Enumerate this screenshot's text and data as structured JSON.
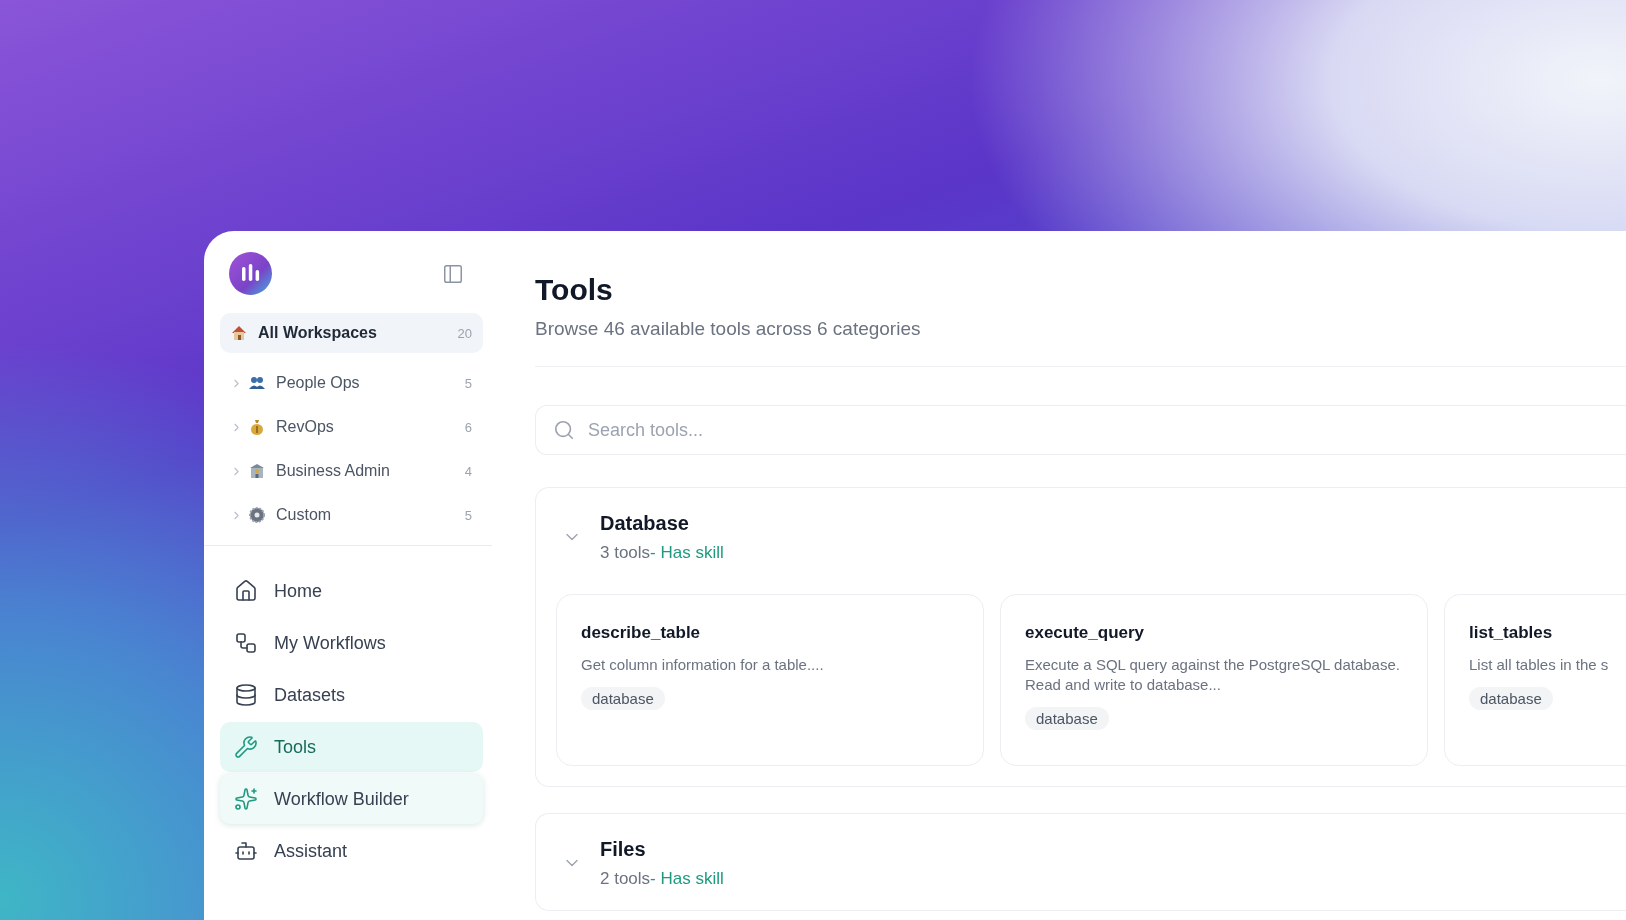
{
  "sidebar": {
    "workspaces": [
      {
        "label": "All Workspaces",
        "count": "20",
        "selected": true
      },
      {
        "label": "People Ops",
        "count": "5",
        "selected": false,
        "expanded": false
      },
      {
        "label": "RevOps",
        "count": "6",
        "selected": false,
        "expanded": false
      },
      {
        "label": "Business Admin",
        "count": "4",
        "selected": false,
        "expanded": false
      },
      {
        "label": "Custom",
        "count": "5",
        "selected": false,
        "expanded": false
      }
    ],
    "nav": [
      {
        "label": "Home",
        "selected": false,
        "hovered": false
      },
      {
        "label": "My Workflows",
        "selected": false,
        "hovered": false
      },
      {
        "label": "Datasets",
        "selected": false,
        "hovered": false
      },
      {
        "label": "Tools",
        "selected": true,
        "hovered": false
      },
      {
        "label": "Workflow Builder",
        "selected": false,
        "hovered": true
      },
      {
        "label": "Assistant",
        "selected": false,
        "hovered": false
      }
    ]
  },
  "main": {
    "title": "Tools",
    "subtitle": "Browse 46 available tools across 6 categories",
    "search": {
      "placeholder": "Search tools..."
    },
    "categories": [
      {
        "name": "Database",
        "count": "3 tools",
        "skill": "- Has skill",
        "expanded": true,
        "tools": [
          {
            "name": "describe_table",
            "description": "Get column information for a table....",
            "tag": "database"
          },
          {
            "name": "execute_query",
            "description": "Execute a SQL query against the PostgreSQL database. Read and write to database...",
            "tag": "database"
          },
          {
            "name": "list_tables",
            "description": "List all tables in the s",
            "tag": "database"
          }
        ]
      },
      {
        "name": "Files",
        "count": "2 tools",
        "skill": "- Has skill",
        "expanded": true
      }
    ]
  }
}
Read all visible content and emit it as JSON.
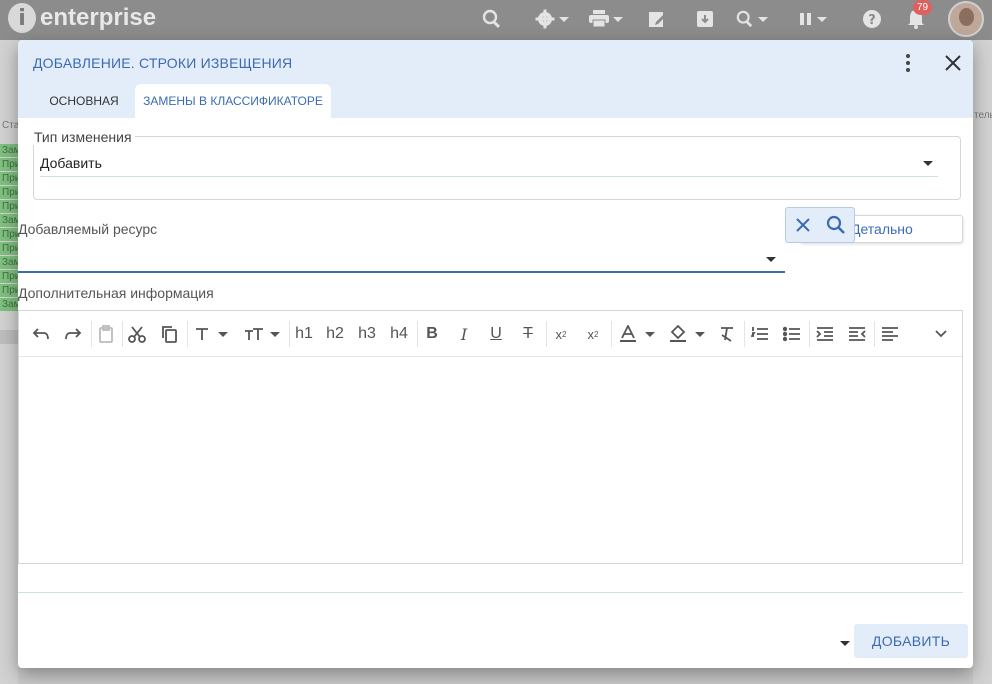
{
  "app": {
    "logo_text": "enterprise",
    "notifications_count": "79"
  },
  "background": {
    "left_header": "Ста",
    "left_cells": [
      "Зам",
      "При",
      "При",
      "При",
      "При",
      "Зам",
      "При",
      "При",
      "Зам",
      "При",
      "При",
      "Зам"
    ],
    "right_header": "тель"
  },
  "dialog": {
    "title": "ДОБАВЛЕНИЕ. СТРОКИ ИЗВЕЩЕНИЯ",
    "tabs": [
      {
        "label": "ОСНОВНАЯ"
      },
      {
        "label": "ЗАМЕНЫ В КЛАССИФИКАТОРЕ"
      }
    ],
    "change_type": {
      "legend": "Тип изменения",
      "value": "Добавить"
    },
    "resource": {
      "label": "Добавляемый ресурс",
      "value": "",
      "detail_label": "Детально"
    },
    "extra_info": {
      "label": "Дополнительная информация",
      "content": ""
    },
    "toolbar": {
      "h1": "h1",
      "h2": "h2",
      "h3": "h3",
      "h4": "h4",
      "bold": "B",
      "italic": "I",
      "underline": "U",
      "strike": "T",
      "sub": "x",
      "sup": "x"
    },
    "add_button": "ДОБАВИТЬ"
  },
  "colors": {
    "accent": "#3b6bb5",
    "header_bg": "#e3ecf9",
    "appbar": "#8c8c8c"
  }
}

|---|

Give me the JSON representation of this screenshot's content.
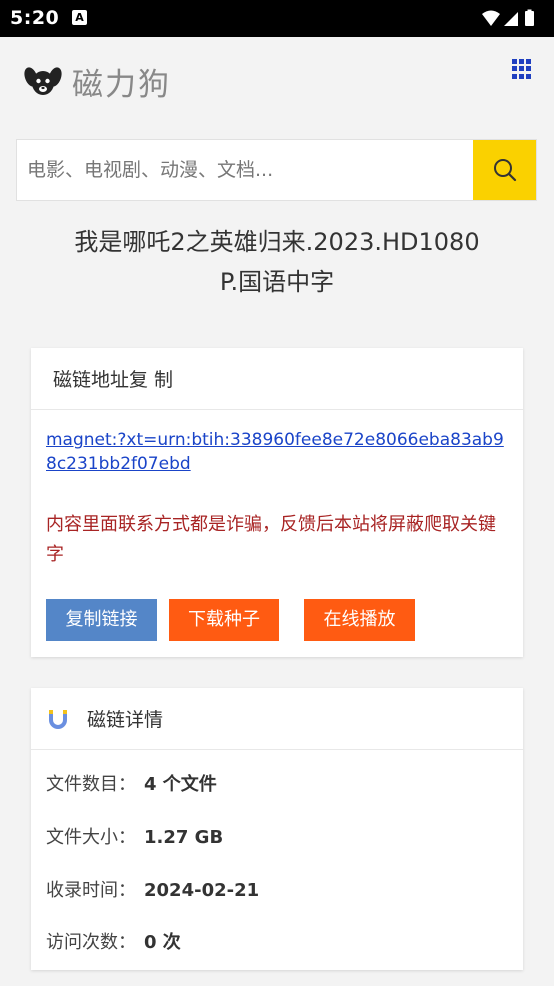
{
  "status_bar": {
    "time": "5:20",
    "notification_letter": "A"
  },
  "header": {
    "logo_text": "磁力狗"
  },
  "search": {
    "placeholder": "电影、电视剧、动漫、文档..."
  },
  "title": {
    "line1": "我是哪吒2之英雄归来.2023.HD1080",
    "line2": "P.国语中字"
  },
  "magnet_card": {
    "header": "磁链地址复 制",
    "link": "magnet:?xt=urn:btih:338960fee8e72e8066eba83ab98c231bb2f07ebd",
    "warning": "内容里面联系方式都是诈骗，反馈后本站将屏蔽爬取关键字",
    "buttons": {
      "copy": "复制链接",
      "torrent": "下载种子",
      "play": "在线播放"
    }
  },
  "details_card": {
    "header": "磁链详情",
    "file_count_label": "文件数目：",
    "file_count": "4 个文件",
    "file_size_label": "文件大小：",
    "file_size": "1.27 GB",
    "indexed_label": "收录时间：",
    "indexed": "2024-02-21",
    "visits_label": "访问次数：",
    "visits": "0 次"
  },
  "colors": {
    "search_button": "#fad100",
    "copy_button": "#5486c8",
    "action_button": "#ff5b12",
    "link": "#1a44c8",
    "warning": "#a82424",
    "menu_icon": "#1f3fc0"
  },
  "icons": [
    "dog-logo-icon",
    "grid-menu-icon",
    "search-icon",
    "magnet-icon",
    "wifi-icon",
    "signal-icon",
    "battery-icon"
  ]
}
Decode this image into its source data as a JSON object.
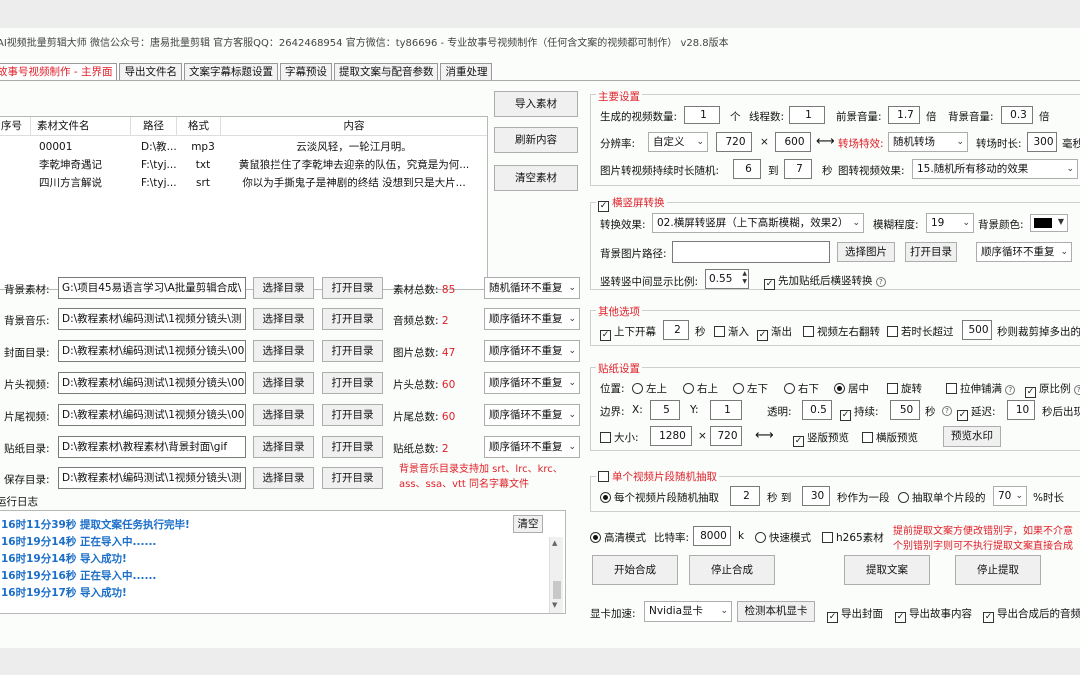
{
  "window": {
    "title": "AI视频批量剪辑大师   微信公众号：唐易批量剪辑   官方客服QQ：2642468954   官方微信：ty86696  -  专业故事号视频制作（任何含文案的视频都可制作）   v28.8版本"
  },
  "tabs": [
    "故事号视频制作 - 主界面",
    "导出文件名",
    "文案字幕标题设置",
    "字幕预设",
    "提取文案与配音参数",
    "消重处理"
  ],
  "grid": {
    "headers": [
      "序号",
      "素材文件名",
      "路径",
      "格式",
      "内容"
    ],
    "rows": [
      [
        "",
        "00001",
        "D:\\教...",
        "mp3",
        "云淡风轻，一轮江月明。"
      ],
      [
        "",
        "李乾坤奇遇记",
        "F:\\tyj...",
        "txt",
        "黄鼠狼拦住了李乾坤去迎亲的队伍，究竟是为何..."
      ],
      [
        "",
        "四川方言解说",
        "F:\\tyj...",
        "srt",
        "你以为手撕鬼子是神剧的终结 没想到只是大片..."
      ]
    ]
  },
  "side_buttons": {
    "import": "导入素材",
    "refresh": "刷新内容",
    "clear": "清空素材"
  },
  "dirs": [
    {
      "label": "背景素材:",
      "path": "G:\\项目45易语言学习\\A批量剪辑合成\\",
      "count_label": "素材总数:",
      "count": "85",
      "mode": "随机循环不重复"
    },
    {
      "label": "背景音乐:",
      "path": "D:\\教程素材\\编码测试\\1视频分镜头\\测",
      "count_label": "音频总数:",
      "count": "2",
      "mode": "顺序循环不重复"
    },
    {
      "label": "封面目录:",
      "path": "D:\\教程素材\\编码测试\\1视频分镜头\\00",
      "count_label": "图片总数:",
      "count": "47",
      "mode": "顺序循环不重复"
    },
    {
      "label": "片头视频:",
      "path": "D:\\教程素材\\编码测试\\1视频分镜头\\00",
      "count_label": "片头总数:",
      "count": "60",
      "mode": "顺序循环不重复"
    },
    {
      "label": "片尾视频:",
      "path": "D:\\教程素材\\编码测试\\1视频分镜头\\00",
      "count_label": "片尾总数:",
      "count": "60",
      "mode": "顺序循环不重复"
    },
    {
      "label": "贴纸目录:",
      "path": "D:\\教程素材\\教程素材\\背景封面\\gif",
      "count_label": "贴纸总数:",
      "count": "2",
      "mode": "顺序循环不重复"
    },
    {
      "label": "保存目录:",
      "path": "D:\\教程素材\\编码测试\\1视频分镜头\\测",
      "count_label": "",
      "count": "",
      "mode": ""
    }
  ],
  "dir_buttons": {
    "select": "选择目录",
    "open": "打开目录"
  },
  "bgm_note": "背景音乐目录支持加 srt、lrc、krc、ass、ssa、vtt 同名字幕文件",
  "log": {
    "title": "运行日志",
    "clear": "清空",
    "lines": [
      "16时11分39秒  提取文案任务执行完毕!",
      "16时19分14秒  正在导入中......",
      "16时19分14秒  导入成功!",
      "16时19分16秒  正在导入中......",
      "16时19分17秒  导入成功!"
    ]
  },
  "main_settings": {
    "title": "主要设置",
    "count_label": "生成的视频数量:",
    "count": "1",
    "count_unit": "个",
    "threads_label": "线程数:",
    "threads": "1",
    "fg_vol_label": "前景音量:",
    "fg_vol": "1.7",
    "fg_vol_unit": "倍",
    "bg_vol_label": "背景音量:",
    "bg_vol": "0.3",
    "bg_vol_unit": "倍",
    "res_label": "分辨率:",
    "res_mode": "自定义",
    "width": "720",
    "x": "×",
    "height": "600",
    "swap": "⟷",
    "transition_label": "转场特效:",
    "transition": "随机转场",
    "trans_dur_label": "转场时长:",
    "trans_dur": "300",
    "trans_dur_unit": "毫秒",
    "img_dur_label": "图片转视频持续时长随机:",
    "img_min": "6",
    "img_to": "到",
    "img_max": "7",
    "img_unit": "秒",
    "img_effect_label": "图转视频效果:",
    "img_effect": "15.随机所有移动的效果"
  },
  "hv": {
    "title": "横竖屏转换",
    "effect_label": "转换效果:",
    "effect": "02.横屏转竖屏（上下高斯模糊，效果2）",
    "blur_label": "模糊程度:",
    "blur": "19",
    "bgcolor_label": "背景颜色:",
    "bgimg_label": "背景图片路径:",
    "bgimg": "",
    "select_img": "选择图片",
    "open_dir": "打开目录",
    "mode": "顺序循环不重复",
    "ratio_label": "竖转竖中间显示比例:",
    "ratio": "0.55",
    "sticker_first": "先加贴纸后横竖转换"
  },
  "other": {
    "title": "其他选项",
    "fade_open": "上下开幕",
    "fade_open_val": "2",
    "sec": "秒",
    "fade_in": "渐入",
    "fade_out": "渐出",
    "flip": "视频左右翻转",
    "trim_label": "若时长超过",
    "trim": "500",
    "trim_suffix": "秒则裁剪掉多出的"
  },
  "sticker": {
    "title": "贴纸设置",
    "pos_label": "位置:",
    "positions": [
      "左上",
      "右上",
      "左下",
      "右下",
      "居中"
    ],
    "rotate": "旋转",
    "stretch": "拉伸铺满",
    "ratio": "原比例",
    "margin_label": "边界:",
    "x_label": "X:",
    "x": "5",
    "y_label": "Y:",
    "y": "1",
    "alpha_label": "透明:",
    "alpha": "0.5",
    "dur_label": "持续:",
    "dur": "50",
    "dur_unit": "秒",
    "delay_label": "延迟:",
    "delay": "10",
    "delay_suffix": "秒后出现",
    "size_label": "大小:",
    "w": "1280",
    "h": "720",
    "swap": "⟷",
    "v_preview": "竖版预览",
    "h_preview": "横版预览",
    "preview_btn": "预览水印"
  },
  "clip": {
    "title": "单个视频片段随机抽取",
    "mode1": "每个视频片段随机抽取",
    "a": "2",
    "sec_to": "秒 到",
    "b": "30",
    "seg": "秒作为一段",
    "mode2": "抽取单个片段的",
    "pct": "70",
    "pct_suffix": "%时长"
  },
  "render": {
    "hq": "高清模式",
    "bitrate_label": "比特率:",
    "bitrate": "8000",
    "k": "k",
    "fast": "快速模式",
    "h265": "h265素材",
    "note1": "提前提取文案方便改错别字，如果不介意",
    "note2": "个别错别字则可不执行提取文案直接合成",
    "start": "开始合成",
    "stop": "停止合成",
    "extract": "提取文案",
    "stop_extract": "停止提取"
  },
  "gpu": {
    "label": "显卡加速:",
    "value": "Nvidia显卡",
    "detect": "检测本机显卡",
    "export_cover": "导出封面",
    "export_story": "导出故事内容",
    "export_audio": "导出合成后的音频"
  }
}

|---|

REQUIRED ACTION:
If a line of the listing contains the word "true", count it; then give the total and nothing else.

WRITTEN REPLY:
5